Task details =>
Your answer should consist of each line below that contains the string "Varun".

The records =>
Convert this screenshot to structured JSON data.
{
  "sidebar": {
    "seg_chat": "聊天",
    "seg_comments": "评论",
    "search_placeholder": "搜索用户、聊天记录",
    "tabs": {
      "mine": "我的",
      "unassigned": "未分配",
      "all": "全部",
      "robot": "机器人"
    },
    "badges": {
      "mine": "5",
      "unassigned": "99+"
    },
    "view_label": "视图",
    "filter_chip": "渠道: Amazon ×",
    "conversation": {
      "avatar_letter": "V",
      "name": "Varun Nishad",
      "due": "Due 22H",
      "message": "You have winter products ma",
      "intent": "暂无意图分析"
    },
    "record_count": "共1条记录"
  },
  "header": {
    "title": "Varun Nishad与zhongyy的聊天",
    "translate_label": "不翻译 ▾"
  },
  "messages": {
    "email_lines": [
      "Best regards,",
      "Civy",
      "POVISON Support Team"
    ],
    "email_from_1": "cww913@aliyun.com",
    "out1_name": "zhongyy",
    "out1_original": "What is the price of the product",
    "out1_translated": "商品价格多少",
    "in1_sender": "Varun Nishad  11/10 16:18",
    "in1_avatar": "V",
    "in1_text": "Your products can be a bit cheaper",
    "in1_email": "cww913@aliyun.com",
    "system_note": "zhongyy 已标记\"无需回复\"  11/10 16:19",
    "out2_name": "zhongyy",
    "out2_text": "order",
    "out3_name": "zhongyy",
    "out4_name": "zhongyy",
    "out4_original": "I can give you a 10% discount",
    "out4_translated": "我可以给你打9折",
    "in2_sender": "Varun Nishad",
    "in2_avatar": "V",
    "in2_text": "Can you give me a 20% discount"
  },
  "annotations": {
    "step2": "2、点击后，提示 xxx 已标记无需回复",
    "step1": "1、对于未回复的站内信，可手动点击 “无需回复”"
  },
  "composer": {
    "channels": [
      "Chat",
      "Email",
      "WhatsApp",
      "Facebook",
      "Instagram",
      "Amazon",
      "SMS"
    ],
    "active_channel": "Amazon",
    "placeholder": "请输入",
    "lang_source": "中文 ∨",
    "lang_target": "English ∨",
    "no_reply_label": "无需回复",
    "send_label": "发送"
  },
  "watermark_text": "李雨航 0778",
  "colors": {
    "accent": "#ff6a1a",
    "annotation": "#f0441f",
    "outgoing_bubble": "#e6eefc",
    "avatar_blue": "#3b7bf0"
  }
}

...

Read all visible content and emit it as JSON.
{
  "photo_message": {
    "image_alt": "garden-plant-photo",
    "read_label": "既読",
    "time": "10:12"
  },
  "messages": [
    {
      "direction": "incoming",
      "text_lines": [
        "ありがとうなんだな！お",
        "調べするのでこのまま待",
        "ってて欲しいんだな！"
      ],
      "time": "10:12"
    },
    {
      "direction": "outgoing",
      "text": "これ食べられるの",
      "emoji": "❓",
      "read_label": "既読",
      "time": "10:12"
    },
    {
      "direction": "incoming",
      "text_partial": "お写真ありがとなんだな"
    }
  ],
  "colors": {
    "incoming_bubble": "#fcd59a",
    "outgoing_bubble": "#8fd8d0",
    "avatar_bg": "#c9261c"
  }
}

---

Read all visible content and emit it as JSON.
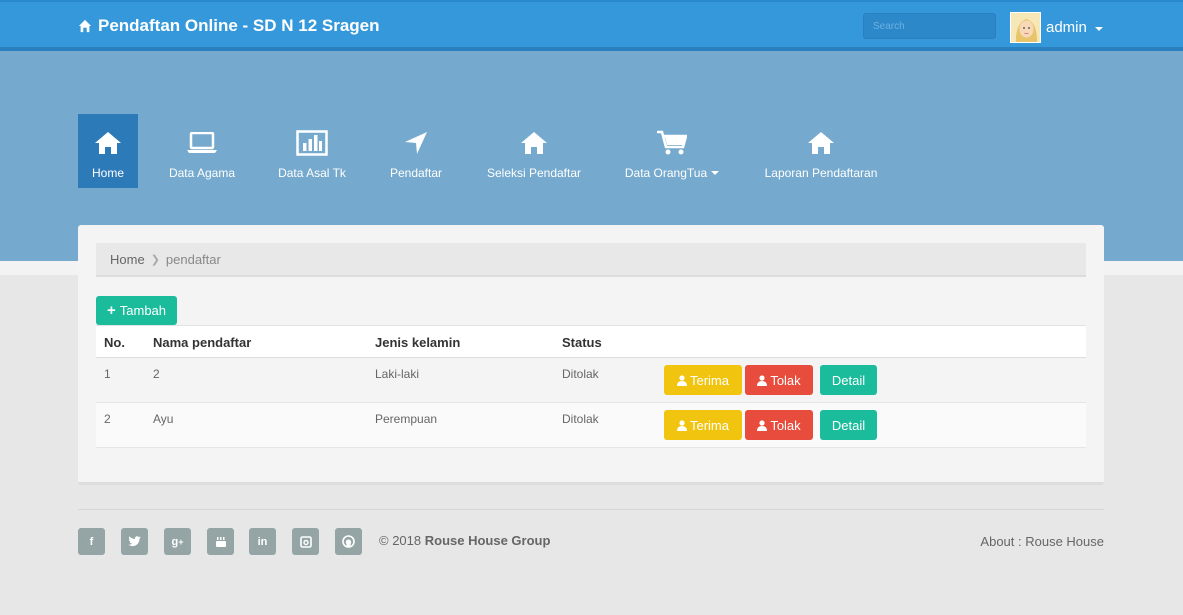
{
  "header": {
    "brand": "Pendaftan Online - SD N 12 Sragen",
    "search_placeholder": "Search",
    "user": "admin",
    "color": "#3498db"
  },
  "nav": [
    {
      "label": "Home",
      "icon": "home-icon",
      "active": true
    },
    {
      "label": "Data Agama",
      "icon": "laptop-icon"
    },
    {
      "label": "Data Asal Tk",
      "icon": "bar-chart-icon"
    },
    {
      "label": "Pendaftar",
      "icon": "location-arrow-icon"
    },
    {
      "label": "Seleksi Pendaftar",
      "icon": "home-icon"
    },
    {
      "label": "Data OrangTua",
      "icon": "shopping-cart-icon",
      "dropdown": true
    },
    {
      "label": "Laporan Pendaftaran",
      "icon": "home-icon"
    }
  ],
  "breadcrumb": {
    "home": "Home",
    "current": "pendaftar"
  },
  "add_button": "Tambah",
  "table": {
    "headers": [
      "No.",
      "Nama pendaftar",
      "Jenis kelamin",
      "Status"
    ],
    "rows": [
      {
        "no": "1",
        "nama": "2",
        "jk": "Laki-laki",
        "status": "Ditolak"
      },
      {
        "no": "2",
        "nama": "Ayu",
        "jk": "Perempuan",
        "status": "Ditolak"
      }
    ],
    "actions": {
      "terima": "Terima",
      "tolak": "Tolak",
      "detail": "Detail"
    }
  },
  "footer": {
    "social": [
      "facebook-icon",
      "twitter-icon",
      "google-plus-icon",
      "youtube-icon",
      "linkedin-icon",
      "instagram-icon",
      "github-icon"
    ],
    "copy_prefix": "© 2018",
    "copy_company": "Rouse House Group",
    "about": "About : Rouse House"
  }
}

Answer space =>
      "name": "Varun Nishad",
    "title": "Varun Nishad与zhongyy的聊天",
    "in1_sender": "Varun Nishad  11/10 16:18",
    "in2_sender": "Varun Nishad",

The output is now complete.